__Problem statement__.
Go through the entries below and copy each line containing the word "ketdee".

----- Data supplied

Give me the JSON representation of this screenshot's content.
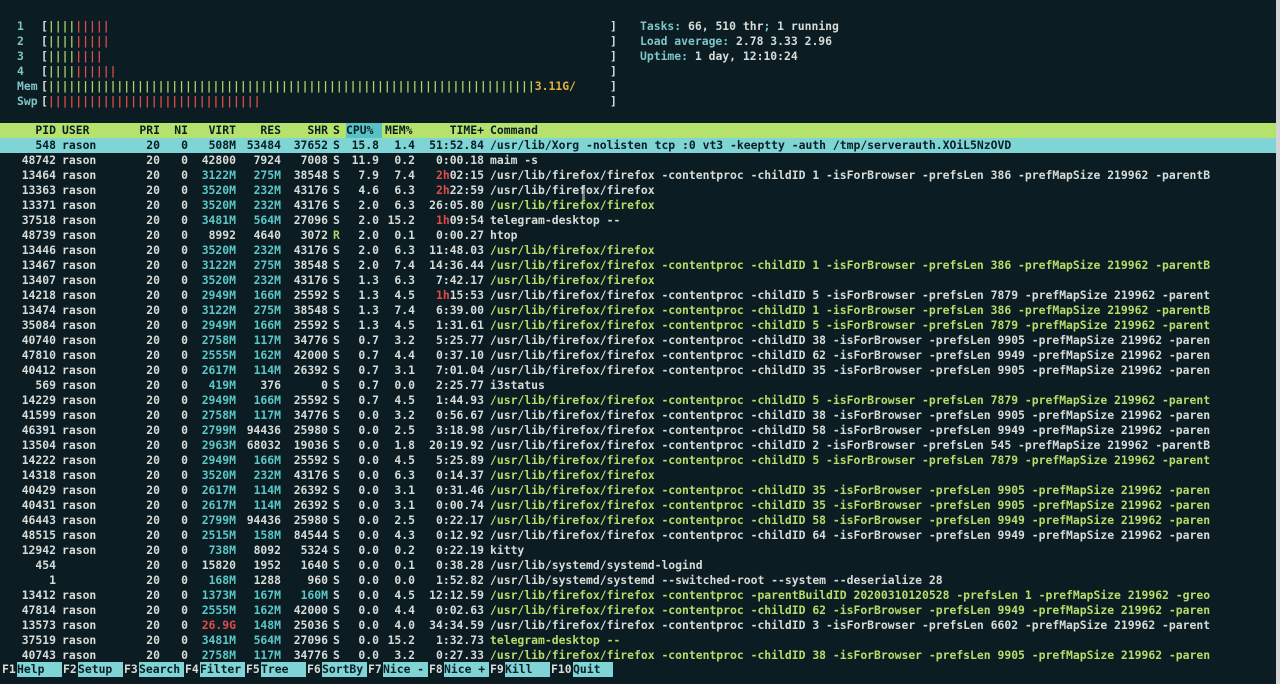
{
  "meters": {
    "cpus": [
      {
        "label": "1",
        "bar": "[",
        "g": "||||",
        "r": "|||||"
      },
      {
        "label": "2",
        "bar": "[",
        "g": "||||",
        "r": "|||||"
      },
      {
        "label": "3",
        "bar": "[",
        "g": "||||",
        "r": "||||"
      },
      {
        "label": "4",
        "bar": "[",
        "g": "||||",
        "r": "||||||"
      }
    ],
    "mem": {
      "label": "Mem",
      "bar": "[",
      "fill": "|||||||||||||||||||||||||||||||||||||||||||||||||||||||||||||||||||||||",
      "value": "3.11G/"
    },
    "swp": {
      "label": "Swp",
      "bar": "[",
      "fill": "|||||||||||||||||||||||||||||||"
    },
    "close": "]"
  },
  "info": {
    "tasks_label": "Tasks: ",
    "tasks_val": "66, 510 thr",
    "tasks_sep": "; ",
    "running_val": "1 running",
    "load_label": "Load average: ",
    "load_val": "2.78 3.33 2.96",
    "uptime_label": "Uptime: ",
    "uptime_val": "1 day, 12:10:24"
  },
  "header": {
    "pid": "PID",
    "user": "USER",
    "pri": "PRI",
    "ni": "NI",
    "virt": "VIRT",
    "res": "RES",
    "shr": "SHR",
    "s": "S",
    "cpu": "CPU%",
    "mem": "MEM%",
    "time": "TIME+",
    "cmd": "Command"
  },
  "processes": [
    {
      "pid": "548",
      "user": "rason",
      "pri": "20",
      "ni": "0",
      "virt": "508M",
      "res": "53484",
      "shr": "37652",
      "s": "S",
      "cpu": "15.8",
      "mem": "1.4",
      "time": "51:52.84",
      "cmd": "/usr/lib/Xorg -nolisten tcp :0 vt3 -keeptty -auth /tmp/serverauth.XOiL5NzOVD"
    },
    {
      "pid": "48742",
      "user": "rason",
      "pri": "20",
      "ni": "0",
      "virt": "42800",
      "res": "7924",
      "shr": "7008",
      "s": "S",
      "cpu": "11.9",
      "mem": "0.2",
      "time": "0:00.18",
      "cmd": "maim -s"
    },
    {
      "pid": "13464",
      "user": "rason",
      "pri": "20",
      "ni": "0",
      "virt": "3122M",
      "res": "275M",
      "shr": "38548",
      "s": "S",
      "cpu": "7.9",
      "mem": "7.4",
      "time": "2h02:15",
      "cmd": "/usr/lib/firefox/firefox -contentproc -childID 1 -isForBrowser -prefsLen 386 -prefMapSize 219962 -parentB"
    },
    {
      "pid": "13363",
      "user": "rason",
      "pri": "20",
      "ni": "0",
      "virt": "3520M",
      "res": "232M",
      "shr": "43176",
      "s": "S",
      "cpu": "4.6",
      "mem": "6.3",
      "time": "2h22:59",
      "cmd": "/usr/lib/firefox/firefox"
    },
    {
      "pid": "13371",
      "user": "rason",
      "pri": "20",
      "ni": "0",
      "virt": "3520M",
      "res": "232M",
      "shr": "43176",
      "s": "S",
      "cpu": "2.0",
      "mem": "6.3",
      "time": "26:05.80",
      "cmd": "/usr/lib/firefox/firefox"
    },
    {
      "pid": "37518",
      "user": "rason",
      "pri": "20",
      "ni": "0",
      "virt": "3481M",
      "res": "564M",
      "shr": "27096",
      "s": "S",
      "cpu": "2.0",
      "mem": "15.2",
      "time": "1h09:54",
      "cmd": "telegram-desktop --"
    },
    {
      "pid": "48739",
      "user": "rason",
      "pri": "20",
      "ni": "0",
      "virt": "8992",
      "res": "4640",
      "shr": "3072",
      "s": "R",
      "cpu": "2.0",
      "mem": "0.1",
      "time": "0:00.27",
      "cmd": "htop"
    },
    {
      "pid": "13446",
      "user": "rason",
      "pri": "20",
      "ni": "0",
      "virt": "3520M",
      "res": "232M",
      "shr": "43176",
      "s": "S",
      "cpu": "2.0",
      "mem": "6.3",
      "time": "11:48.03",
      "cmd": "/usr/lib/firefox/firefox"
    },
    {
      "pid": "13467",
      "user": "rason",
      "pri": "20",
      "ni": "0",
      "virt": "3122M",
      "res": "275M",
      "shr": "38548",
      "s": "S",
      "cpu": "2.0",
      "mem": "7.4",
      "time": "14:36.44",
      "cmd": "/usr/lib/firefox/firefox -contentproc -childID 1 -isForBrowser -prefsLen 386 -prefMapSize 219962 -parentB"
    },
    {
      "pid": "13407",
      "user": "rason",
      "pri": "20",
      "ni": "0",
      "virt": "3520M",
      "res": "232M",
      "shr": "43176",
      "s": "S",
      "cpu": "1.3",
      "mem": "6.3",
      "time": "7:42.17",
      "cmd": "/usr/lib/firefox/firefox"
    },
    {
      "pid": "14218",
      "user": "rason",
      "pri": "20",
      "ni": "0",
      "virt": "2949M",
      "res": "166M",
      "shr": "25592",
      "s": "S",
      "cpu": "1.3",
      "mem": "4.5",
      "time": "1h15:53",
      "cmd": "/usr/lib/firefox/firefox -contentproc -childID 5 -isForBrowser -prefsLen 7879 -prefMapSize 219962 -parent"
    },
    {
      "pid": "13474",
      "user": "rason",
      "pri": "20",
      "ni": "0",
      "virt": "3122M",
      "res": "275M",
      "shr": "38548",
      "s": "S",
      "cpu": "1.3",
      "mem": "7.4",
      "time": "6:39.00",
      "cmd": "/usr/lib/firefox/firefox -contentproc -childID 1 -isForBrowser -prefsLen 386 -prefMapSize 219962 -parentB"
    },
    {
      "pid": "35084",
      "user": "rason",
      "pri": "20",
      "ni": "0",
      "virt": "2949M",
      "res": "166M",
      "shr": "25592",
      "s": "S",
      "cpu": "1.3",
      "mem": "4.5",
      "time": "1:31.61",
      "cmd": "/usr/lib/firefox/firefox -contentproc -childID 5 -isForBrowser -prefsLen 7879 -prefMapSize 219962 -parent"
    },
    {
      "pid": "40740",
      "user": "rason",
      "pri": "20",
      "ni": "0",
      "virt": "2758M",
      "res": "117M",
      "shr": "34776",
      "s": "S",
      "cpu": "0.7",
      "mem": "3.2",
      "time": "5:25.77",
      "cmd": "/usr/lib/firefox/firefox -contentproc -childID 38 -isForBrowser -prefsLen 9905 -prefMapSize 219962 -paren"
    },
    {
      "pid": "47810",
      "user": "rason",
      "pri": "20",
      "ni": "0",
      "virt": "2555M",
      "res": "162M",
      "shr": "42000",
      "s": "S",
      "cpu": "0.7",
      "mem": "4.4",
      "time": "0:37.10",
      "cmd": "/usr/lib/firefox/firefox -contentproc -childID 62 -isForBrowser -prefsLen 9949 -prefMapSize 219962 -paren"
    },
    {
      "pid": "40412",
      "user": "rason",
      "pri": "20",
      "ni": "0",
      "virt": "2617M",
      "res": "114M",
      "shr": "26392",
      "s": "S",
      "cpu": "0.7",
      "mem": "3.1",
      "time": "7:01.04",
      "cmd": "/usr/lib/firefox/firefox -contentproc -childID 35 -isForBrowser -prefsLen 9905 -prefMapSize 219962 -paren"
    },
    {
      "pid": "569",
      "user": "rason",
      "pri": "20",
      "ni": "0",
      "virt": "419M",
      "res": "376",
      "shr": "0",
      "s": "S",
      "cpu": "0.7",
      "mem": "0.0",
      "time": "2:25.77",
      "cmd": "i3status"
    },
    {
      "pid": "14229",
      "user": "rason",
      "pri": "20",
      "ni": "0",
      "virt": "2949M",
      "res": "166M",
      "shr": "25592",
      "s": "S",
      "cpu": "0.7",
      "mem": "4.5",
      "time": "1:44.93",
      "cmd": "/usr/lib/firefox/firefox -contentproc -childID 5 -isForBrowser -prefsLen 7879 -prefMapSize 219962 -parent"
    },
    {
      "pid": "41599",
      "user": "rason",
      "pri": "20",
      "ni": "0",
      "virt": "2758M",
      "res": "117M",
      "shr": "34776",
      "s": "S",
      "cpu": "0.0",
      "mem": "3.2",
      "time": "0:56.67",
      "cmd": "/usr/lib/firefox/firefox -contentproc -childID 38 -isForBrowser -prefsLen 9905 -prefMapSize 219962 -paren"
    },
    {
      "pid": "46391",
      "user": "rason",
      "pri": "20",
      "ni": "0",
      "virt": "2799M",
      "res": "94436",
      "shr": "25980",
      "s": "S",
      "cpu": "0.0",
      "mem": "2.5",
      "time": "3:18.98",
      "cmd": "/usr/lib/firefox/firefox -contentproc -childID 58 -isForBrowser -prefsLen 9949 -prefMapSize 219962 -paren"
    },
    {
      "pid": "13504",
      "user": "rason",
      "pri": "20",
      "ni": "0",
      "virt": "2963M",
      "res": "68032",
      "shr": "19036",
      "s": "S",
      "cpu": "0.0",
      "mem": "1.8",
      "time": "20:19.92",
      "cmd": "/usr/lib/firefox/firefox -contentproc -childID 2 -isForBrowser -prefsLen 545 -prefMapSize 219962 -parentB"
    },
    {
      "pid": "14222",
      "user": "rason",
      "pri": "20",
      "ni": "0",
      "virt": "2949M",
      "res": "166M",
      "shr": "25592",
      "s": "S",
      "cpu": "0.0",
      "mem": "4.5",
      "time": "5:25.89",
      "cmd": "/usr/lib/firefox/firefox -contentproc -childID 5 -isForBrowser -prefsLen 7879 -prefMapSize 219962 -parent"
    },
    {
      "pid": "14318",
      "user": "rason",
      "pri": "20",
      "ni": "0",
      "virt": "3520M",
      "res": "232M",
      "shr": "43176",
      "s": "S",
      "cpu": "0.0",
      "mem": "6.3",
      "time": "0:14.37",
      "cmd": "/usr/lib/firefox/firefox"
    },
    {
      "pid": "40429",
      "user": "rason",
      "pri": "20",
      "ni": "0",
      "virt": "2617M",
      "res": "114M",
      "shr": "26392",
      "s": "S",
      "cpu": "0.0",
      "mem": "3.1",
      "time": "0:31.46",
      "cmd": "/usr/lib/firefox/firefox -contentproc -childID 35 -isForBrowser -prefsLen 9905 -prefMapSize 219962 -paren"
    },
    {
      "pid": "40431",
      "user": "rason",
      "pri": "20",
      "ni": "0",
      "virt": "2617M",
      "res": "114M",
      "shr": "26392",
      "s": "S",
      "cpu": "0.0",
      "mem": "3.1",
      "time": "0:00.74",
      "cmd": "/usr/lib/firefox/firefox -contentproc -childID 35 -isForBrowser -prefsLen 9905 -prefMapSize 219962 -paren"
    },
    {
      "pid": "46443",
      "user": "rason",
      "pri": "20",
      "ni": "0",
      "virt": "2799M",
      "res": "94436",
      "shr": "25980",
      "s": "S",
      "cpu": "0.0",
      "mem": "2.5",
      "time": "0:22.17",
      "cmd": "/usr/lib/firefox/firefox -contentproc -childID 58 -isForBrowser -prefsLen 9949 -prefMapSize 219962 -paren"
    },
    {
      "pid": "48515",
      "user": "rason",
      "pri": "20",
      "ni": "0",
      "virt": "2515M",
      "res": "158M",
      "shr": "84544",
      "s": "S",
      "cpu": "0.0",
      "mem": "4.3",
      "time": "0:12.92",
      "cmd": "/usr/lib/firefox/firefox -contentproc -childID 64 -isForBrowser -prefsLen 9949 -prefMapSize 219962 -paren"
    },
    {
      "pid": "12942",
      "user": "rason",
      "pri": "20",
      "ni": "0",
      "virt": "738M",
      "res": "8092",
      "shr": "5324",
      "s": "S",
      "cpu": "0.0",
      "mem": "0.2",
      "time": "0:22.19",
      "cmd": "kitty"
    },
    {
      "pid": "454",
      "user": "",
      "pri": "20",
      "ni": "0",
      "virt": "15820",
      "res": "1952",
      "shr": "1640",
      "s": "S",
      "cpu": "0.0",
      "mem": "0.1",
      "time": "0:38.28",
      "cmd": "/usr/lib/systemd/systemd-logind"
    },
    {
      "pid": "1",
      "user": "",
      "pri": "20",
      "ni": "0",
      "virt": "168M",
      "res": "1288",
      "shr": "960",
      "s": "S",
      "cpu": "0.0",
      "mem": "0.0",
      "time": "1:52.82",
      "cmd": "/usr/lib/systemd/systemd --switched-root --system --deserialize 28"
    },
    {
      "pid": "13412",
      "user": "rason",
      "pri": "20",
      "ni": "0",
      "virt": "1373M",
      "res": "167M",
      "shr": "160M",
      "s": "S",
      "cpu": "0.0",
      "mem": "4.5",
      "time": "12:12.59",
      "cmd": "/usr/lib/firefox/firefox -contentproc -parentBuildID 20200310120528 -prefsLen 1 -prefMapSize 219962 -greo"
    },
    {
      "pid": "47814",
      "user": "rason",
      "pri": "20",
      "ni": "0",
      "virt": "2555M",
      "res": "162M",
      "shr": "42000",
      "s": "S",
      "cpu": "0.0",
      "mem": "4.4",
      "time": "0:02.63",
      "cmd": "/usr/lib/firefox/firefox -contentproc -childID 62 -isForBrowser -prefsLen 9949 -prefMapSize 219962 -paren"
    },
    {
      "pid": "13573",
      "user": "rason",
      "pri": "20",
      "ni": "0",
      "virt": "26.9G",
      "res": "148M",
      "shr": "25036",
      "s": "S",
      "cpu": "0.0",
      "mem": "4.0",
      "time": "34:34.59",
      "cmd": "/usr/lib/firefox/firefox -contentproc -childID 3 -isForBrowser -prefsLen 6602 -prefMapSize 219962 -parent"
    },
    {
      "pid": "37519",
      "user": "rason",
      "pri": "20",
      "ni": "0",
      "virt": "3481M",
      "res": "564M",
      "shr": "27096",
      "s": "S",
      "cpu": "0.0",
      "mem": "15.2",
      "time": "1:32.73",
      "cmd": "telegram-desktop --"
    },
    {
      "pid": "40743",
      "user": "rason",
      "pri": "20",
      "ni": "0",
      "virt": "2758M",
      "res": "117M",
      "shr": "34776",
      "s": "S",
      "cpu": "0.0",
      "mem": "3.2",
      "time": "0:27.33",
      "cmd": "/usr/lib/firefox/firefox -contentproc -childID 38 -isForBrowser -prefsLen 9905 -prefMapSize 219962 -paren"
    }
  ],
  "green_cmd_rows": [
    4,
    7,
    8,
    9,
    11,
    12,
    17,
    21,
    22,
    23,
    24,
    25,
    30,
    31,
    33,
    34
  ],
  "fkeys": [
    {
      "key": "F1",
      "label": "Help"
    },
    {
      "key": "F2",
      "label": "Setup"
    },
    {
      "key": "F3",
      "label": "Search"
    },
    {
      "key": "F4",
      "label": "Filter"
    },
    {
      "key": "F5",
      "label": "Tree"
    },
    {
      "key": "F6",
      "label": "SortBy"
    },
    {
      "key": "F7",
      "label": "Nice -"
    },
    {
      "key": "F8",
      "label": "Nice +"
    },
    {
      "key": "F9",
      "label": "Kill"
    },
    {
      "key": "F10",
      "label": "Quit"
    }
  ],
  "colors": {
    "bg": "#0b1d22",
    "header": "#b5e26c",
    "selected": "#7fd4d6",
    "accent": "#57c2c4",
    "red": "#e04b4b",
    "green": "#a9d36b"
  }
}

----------
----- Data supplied

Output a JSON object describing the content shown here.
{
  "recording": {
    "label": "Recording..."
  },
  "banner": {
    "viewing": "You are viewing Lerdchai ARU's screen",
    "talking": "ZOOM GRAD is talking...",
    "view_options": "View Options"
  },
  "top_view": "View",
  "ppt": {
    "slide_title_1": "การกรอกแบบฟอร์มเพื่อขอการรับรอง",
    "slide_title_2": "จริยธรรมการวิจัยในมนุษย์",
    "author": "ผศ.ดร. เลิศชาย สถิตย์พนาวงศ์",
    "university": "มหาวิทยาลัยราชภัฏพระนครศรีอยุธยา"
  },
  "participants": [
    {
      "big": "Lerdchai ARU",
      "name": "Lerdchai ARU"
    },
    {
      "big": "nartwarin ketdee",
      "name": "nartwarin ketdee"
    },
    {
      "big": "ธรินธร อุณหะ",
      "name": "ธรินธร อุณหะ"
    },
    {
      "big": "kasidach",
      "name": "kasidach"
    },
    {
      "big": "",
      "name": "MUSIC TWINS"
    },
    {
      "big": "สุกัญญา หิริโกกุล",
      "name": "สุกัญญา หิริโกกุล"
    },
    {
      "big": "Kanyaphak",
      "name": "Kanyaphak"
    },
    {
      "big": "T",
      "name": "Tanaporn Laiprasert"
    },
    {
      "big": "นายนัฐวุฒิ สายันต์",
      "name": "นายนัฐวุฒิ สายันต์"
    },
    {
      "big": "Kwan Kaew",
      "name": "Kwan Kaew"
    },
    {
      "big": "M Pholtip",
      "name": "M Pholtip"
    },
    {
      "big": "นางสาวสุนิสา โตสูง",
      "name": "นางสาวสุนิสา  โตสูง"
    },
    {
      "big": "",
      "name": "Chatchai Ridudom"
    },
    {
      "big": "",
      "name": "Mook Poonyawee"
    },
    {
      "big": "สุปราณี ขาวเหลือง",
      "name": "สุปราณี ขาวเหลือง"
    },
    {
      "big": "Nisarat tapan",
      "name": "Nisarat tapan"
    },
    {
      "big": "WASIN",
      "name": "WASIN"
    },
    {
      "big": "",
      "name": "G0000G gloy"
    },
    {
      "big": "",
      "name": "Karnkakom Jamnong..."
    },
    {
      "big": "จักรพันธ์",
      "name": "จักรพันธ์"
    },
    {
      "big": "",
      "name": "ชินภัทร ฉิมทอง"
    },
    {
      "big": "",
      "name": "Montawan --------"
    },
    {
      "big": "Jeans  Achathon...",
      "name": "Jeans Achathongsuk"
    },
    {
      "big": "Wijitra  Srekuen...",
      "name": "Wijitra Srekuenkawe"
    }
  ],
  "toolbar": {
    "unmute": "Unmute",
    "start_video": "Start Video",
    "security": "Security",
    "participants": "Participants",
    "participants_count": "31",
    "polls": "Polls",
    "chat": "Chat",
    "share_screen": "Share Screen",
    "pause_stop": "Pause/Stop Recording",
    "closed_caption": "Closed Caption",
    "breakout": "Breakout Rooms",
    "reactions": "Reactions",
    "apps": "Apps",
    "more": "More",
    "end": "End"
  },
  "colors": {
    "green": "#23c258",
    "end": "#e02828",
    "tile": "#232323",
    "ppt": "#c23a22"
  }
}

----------

__Output below__.
      "big": "nartwarin ketdee",
      "name": "nartwarin ketdee"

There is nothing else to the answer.